» Work to be completed
Say how many lines in the entries below have the word "cacert" in them, giving only the number.

---------- Material for this task ----------

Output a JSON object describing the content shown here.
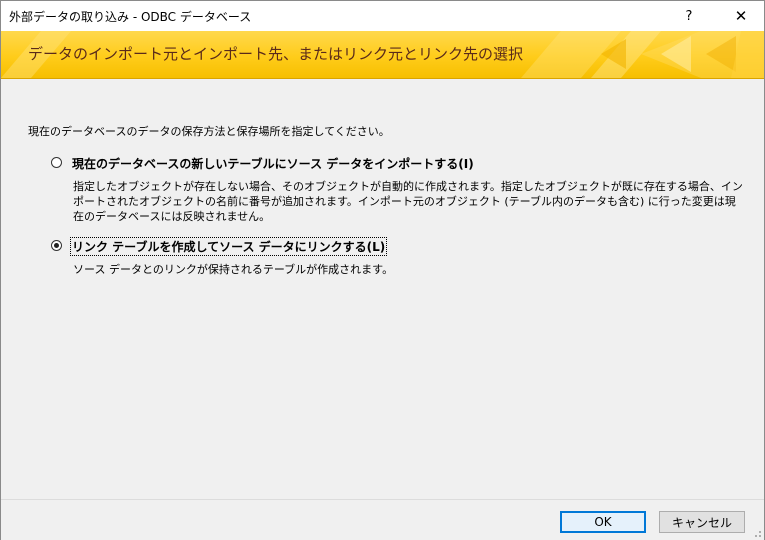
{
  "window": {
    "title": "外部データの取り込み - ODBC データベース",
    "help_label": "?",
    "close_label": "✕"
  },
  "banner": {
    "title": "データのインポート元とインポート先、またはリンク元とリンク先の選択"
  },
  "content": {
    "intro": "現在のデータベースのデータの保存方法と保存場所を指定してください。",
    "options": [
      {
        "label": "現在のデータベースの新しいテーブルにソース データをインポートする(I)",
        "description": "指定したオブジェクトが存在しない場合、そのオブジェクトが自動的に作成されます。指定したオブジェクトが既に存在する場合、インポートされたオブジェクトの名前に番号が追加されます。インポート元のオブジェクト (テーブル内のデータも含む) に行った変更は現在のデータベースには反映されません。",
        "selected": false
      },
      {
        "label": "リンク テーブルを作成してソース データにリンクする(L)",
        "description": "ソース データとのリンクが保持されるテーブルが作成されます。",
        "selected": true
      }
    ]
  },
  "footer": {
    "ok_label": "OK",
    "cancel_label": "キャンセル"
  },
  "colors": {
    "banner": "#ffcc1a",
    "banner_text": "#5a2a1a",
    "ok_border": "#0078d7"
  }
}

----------
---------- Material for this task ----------

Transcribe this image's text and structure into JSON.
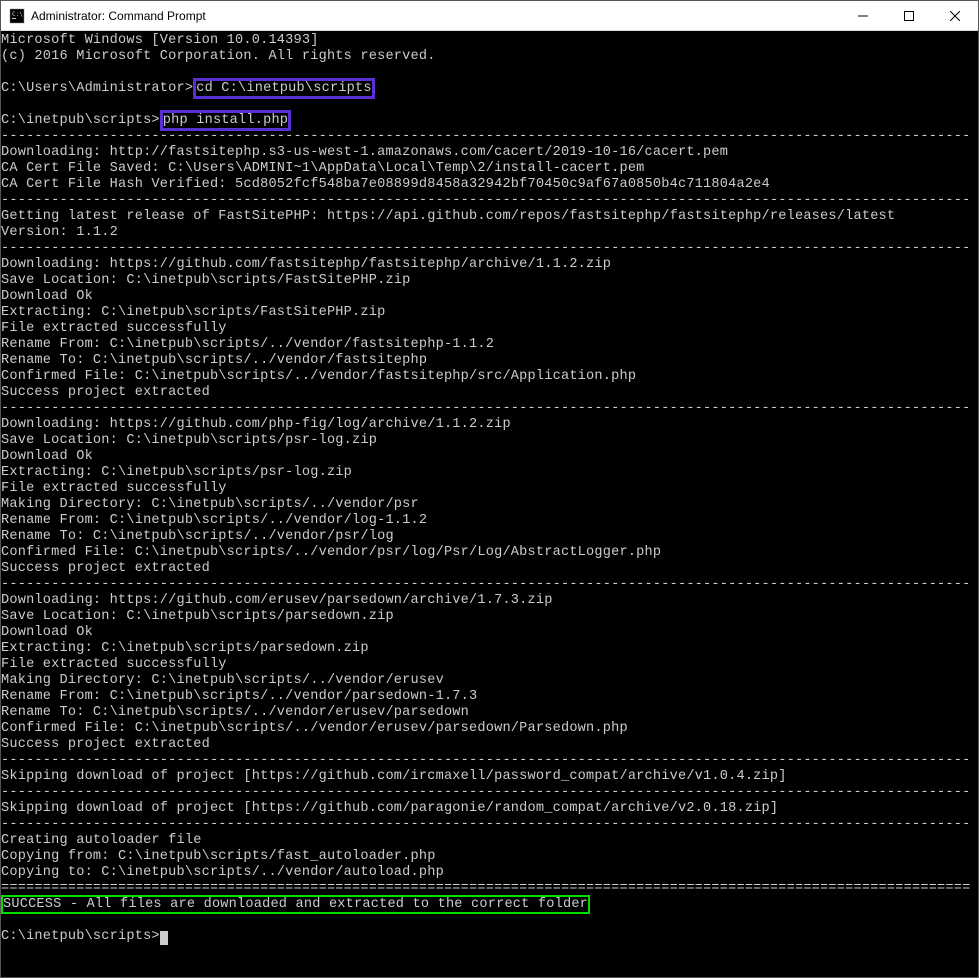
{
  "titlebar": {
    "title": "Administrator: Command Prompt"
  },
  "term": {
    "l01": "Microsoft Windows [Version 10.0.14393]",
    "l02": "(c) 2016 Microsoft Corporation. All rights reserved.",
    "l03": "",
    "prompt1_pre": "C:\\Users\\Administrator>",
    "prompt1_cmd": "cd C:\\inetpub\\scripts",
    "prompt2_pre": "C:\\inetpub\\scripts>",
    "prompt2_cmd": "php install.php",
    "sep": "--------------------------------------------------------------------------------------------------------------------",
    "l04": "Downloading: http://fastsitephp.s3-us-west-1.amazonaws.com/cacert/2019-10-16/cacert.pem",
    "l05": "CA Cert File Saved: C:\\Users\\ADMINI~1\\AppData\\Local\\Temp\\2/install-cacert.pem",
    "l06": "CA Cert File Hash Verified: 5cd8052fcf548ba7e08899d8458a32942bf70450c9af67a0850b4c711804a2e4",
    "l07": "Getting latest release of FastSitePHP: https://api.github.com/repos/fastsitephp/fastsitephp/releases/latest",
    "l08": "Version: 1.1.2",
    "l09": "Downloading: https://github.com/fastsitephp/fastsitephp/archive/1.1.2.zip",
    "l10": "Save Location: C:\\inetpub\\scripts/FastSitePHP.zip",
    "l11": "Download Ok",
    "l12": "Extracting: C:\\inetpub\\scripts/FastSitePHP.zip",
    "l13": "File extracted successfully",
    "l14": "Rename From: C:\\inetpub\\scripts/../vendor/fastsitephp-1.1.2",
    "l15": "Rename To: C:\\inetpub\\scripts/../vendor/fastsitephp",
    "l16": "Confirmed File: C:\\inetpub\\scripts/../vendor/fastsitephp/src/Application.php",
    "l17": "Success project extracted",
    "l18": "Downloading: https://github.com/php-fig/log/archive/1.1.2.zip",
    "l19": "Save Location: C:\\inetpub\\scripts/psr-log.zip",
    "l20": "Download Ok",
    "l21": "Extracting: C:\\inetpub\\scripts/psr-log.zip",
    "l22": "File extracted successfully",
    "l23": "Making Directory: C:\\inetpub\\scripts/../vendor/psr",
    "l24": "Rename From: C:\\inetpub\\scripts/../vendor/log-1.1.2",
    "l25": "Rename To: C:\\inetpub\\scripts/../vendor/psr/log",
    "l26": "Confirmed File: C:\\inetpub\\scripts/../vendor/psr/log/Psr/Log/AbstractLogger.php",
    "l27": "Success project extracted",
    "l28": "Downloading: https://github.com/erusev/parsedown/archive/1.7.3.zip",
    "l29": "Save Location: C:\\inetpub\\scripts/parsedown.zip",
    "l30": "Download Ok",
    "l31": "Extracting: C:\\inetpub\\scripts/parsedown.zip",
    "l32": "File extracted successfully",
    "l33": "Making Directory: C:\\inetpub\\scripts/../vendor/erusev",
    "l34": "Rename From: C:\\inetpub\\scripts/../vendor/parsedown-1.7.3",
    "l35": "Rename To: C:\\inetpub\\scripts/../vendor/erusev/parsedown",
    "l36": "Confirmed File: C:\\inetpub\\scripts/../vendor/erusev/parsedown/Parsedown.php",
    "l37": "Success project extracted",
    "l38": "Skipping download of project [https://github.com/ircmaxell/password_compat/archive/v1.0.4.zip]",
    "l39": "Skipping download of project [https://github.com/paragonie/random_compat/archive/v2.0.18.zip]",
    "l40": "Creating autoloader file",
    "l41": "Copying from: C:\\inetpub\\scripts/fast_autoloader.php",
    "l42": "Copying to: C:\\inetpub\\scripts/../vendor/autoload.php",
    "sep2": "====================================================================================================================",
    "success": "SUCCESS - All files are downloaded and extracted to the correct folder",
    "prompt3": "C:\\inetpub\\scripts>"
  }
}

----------

» Task result
2